[Data about app and page elements]
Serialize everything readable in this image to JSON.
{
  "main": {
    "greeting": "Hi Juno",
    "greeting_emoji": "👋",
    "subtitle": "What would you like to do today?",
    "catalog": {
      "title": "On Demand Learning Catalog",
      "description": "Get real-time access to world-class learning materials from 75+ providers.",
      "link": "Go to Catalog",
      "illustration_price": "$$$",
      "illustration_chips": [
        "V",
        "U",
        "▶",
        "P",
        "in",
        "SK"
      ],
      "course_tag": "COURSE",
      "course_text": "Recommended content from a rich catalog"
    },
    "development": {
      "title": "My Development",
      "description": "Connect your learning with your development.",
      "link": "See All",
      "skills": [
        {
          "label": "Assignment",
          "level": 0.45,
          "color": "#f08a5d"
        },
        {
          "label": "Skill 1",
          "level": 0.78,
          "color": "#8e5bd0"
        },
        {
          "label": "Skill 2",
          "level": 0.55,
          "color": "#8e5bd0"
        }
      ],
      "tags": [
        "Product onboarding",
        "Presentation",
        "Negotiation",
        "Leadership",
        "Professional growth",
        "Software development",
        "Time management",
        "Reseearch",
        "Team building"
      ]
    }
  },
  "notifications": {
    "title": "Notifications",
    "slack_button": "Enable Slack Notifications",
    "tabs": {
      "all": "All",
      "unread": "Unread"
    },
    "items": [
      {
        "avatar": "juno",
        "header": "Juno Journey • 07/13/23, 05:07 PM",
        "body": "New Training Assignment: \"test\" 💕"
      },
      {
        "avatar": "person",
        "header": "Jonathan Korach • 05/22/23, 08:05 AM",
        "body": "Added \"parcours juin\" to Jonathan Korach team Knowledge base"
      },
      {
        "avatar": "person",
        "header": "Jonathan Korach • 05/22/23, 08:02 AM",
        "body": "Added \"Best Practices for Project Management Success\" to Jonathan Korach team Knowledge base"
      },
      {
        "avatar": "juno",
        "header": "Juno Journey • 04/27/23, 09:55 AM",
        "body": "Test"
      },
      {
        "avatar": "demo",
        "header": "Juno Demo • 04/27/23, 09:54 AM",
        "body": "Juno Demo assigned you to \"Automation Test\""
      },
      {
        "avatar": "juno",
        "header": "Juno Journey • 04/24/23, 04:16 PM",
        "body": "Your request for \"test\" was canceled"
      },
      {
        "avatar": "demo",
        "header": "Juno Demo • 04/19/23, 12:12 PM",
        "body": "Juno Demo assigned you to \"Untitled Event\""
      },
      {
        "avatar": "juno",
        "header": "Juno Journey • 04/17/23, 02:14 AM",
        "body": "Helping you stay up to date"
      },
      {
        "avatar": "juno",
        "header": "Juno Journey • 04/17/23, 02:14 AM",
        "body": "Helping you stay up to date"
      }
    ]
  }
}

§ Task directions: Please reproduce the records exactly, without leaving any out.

§ Answer to this problem:
Serialize everything readable in this image to JSON.
{
  "main": {
    "greeting": "Hi Juno",
    "greeting_emoji": "👋",
    "subtitle": "What would you like to do today?",
    "catalog": {
      "title": "On Demand Learning Catalog",
      "description": "Get real-time access to world-class learning materials from 75+ providers.",
      "link": "Go to Catalog",
      "illustration_price": "$$$",
      "illustration_chips": [
        "V",
        "U",
        "▶",
        "P",
        "in",
        "SK"
      ],
      "course_tag": "COURSE",
      "course_text": "Recommended content from a rich catalog"
    },
    "development": {
      "title": "My Development",
      "description": "Connect your learning with your development.",
      "link": "See All",
      "skills": [
        {
          "label": "Assignment",
          "level": 0.45,
          "color": "#f08a5d"
        },
        {
          "label": "Skill 1",
          "level": 0.78,
          "color": "#8e5bd0"
        },
        {
          "label": "Skill 2",
          "level": 0.55,
          "color": "#8e5bd0"
        }
      ],
      "tags": [
        "Product onboarding",
        "Presentation",
        "Negotiation",
        "Leadership",
        "Professional growth",
        "Software development",
        "Time management",
        "Reseearch",
        "Team building"
      ]
    }
  },
  "notifications": {
    "title": "Notifications",
    "slack_button": "Enable Slack Notifications",
    "tabs": {
      "all": "All",
      "unread": "Unread"
    },
    "items": [
      {
        "avatar": "juno",
        "header": "Juno Journey • 07/13/23, 05:07 PM",
        "body": "New Training Assignment: \"test\" 💕"
      },
      {
        "avatar": "person",
        "header": "Jonathan Korach • 05/22/23, 08:05 AM",
        "body": "Added \"parcours juin\" to Jonathan Korach team Knowledge base"
      },
      {
        "avatar": "person",
        "header": "Jonathan Korach • 05/22/23, 08:02 AM",
        "body": "Added \"Best Practices for Project Management Success\" to Jonathan Korach team Knowledge base"
      },
      {
        "avatar": "juno",
        "header": "Juno Journey • 04/27/23, 09:55 AM",
        "body": "Test"
      },
      {
        "avatar": "demo",
        "header": "Juno Demo • 04/27/23, 09:54 AM",
        "body": "Juno Demo assigned you to \"Automation Test\""
      },
      {
        "avatar": "juno",
        "header": "Juno Journey • 04/24/23, 04:16 PM",
        "body": "Your request for \"test\" was canceled"
      },
      {
        "avatar": "demo",
        "header": "Juno Demo • 04/19/23, 12:12 PM",
        "body": "Juno Demo assigned you to \"Untitled Event\""
      },
      {
        "avatar": "juno",
        "header": "Juno Journey • 04/17/23, 02:14 AM",
        "body": "Helping you stay up to date"
      },
      {
        "avatar": "juno",
        "header": "Juno Journey • 04/17/23, 02:14 AM",
        "body": "Helping you stay up to date"
      }
    ]
  }
}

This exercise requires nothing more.